A peak body representing people with disability has today welcomed the announcement that throughout the new MyWay+ installation phase during October and November no fares will be collected from passengers and said it should be a springboard to making public transport free.

According to Government this is to allow a seamless switchover to the new service expected for a full launch in November, effectively making transport on the bus network free during the transition. For the full Government announcement, see here.

AFI Head of Policy Craig Wallace said “AFI has for some time joined other community groups advocating for a cost-benefit analysis for free public transport in Canberra.

“Cost of living pressures have been growing in Canberra and are being compounded by rising fuel prices. Making public transport free permanently would have a significant impact for people on low incomes and those experiencing disadvantage.

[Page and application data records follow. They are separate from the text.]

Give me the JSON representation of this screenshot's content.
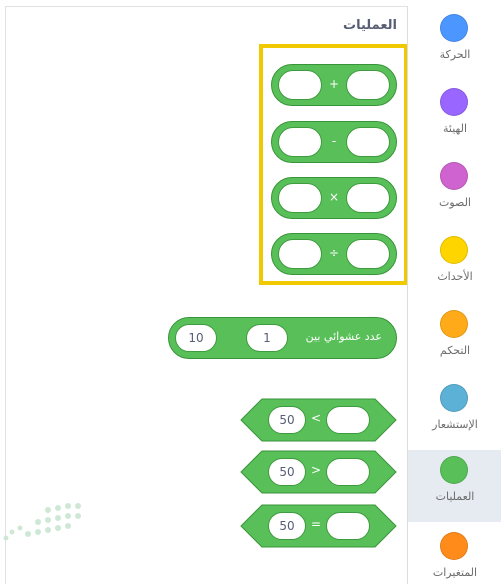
{
  "palette": {
    "title": "العمليات"
  },
  "sidebar": {
    "items": [
      {
        "label": "الحركة",
        "color": "#4c97ff",
        "selected": false
      },
      {
        "label": "الهيئة",
        "color": "#9966ff",
        "selected": false
      },
      {
        "label": "الصوت",
        "color": "#cf63cf",
        "selected": false
      },
      {
        "label": "الأحداث",
        "color": "#ffd500",
        "selected": false
      },
      {
        "label": "التحكم",
        "color": "#ffab19",
        "selected": false
      },
      {
        "label": "الإستشعار",
        "color": "#5cb1d6",
        "selected": false
      },
      {
        "label": "العمليات",
        "color": "#59c059",
        "selected": true
      },
      {
        "label": "المتغيرات",
        "color": "#ff8c1a",
        "selected": false
      }
    ]
  },
  "blocks": {
    "arithmetic": [
      {
        "sign": "+",
        "left": "",
        "right": ""
      },
      {
        "sign": "-",
        "left": "",
        "right": ""
      },
      {
        "sign": "×",
        "left": "",
        "right": ""
      },
      {
        "sign": "÷",
        "left": "",
        "right": ""
      }
    ],
    "random": {
      "label": "عدد عشوائي بين",
      "and": "و",
      "from": "1",
      "to": "10"
    },
    "comparisons": [
      {
        "sign": "<",
        "left": "50",
        "right": ""
      },
      {
        "sign": ">",
        "left": "50",
        "right": ""
      },
      {
        "sign": "=",
        "left": "50",
        "right": ""
      }
    ]
  },
  "colors": {
    "operators": "#59c059",
    "operators_border": "#389438",
    "highlight": "#f0c900",
    "selected_bg": "#e6ebf2"
  }
}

“Instead of being a transition to a new fare collection system this two-month window into free transport should be a preview of the business case for making transport permanently free.  

“Fare free periods like this remind us that transport is a public good and the fares do not cover the costs of running the network while fare collection itself has a cost. 

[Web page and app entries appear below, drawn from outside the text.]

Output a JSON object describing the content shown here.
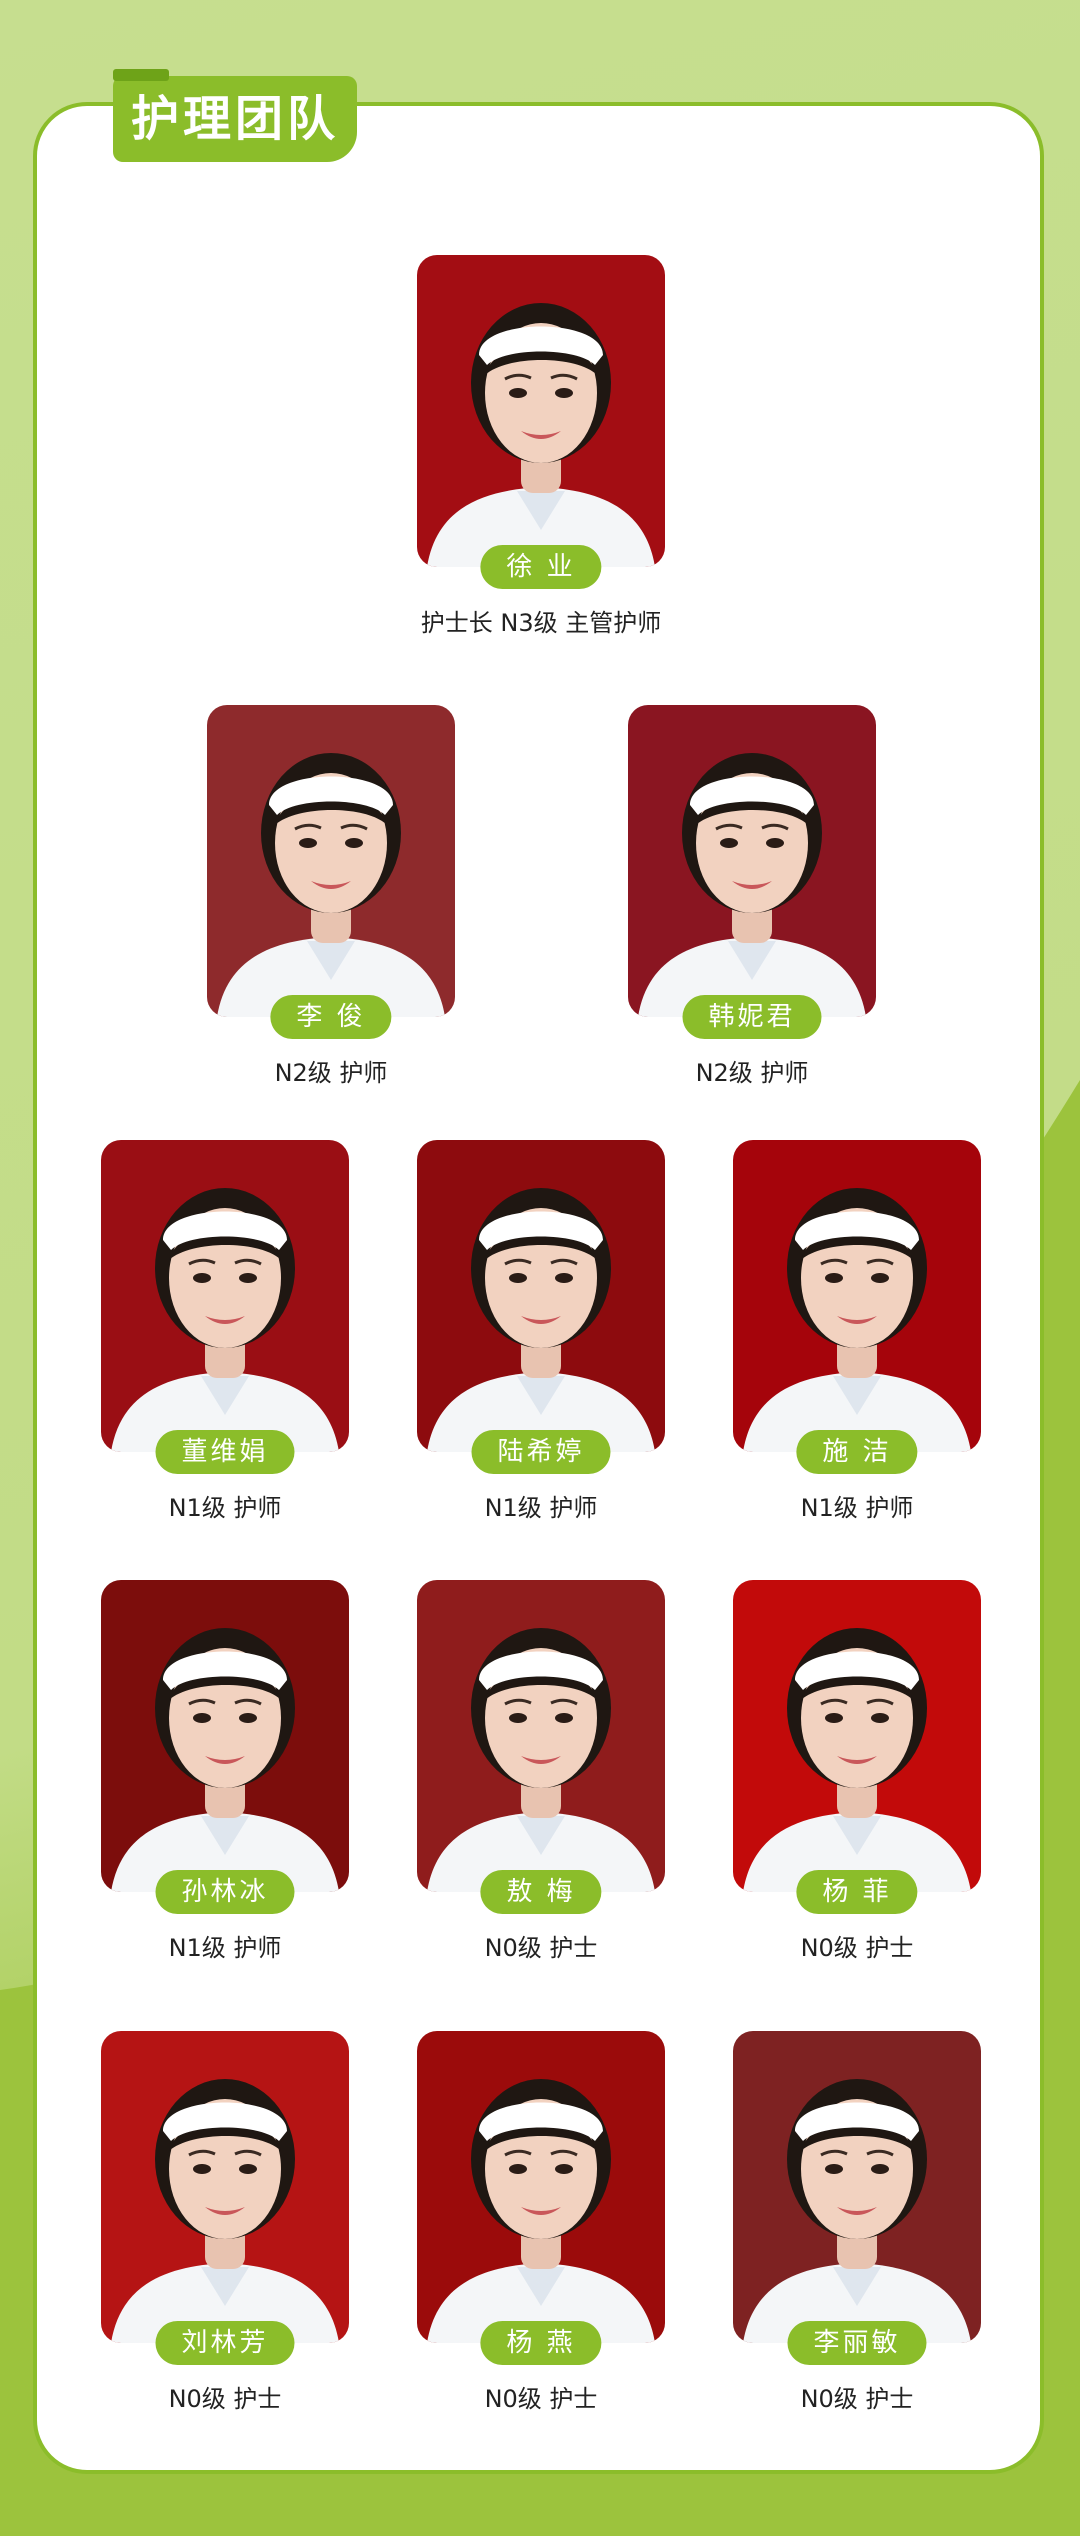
{
  "section": {
    "title": "护理团队"
  },
  "colors": {
    "accent": "#8bbd2a",
    "page_background": "#c6de8f",
    "photo_background_red": "#9e0f14"
  },
  "members": [
    {
      "name": "徐 业",
      "title": "护士长 N3级 主管护师",
      "photo_icon": "nurse-portrait-icon"
    },
    {
      "name": "李 俊",
      "title": "N2级 护师",
      "photo_icon": "nurse-portrait-icon"
    },
    {
      "name": "韩妮君",
      "title": "N2级 护师",
      "photo_icon": "nurse-portrait-icon"
    },
    {
      "name": "董维娟",
      "title": "N1级 护师",
      "photo_icon": "nurse-portrait-icon"
    },
    {
      "name": "陆希婷",
      "title": "N1级 护师",
      "photo_icon": "nurse-portrait-icon"
    },
    {
      "name": "施 洁",
      "title": "N1级 护师",
      "photo_icon": "nurse-portrait-icon"
    },
    {
      "name": "孙林冰",
      "title": "N1级 护师",
      "photo_icon": "nurse-portrait-icon"
    },
    {
      "name": "敖 梅",
      "title": "N0级 护士",
      "photo_icon": "nurse-portrait-icon"
    },
    {
      "name": "杨 菲",
      "title": "N0级 护士",
      "photo_icon": "nurse-portrait-icon"
    },
    {
      "name": "刘林芳",
      "title": "N0级 护士",
      "photo_icon": "nurse-portrait-icon"
    },
    {
      "name": "杨 燕",
      "title": "N0级 护士",
      "photo_icon": "nurse-portrait-icon"
    },
    {
      "name": "李丽敏",
      "title": "N0级 护士",
      "photo_icon": "nurse-portrait-icon"
    }
  ]
}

“On the other hand, there are cost benefits in unlocking social and economic participation by making it easier and freer for people to travel, especially those with transport disadvantage. 

“People with transport disadvantage have the greatest need to travel, including for medical, Centrelink appointments and casual work and face the greatest isolation when they can’t, but they have the least flexibility about where and how they move across the city. This is particularly the case for people with disability.

“Transport and poverty as causes of isolation were reinforced by our evidence at this week’s Inquiry into Loneliness where we noted that the ACT Wellbeing Framework tells us that 26% of people with disability were ‘often feeling lonely’ while the economic impact of loneliness in Canberra approaches $125 million.  

“We should also turn attention to ensuring all buses are accessible by a set deadline as called for in last weeks shared platform released by ACT disability groups. We’ve been waiting long enough and need the older Renault Buses off the road by next year. 

“Not everyone can use buses or the tram so approaches to transport equity for people with disability also need to ensure that point to point transport including taxi’s, rideshares and community transport are available, accessible and, in the case for community transport, adequately funded. We also need urgent attention to the infrastructure surrounding transport hubs – streets, bike paths and kerbs.

“A great start was made last year by increasing subsidies under the ACT Taxi Subsidy Scheme and we need further work on wheelchair taxis to diversify the fleet and improve response times”, Mr. Wallace concluded. 

Media Contacts

Craig Wallace, Head of Policy on 0477 200 755 or

Nicolas Lawler, Chief Executive Officer on 0439 431 814